This is the first release with Redfish support!
[…]Solution: The mitigations are in the 2.6 level of OpenBMC for all supported SPEED-based platforms. The complete solution is platform dependent because it can involve patching both the BMC firmware and the host firmware. For example, disabling the iLPC2AHB bridge can be a bit of a finicky process. The host platform’s operating system may be impacted when the P2A bridge is disabled. The solution may require an updated ASPEED video driver. See Linux commit 71f677a.[…]
CVE-2019-6260: Gaining control of BMC from the host processor
Posted on 23/01/2019 by Stewart Smith
This is details for CVE-2019-6260 – which has been nicknamed “pantsdown” due to the nature of feeling that we feel that we’ve “caught chunks of the industry with their…” and combined with the fact that naming things is hard, so if you pick a bad name somebody would have to come up with a better one before we publish.
I expect OpenBMC to have a statement shortly.[…]
[…]IBM is providing their OpenBMC code base to The Linux Foundation, and this project will be supported by several organizations, including Facebook, Google, Intel, and Microsoft. The community is looking to expand and invites contributors from across the industry to come together in defining and creating the OpenBMC stack.[…]The Linux Foundation is pleased to welcome OpenBMC to our family of open source projects and to work with the community to support its growth.[…]
Overall Goal: $50,000 USD
Raptor’s Contribution: $30,000 USD
Community Goal: $20,000 USD
Current Pledges: $20,000 USD
Remaining Deficit: $0 USD
Overall Funding Status: 100.0%
Community Funding Status: 100.0%
Raptor Engineering is asking for crowdsource funding to help them port OpenBMC to an ASUS system:
“Make coreboot a first-class citizen in the datacenter on modern, blob-free hardware.”
New potential product on CrowdSupply with a NICE set of features (…and I wonder how secure it will be):
* Blob-free operation
* Fully libre (open-source) IBM OPAL primary firmware w/ PetitBoot interface
* Fully libre (open-source) OpenBMC secondary (IPMI / OoBM) firmware
* NO signing keys preventing firmware modification
Stewart Smith has a new blog post about OpenPOWER, focusing on firmware development community changes, including comments on OpenBMC and other projects. As well, apparently now non-IBM developers can now contribute to OpenPOWER firmware, as someone from Foxconn.com has recently done, which sounds like an improvement.
I just learned about Facebook’s OpenBMC, thanks to Sai Dasari of Facebook, who just posted a message to the Open Compute Project’s hardware management list, talking about DMTF Redfish and Facebook’s OpenBMC.
OpenBMC is an open software framework to build a complete Linux image for a Board Management Controller (BMC).
When we were developing Facebook’s top-of-rack “Wedge” switch, we followed our usual process in the beginning; our partner was responsible for developing the BMC software.

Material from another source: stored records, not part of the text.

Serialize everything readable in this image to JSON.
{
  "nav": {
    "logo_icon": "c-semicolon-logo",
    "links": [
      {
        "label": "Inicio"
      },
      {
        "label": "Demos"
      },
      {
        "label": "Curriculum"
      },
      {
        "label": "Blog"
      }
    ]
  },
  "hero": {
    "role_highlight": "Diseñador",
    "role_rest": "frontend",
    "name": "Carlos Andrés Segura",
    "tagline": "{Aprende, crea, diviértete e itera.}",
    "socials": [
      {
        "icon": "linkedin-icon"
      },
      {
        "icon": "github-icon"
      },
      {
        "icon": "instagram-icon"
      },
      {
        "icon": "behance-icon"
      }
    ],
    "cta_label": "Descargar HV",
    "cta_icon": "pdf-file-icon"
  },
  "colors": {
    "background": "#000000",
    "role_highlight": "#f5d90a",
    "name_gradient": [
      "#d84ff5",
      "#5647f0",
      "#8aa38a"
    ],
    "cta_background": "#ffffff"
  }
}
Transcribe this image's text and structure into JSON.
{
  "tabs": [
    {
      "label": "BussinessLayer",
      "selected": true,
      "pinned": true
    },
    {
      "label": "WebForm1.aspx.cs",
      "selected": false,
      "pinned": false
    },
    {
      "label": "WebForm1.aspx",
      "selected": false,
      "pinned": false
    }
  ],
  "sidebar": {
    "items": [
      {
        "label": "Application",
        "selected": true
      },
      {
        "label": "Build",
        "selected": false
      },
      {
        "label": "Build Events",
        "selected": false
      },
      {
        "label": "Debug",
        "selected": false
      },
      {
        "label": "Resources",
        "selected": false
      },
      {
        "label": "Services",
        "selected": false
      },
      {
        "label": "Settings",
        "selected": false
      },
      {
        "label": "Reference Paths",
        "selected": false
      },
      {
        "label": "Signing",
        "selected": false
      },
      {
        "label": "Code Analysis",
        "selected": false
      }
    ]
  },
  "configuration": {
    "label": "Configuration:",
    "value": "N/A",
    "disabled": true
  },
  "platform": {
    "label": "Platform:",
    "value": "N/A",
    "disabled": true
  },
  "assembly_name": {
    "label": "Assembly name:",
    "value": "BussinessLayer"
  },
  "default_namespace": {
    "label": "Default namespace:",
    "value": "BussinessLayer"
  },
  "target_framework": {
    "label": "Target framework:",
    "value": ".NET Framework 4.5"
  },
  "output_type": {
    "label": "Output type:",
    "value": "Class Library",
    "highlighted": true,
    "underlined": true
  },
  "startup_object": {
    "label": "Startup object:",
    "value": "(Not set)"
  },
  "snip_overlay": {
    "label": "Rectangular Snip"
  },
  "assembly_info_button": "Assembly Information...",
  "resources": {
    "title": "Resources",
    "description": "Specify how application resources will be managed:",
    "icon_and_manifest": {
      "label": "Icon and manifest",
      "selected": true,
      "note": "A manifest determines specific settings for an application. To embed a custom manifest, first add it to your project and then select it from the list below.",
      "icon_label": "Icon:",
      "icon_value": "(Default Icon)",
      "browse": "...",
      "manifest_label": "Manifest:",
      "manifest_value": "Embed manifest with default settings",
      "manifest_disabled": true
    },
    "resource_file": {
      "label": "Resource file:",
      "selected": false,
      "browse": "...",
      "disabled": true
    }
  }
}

However, in the first months of the project, many requirements for the BMC software emerged, introducing extra complexity, coordination, and delays into the BMC software-development process. To address these challenges, at one of Facebook’s hackathon events, four engineers worked to create our own BMC software. Within 24 hours, we were able to build a minimum BMC software image, including an SSH server and the ability to change fan speed, power-on the host CPU, and blink some LEDs. It was far from a production image, but it gave us a strong confidence that we could eventually develop our own BMC software for “Wedge.” Fast-forward eight months, and we’ve deployed our solution — code-named “OpenBMC” — into production along with Wedge. And today we’re sharing OpenBMC with the open source community in the hope that we can collaborate based on this open software framework for next-generation system management.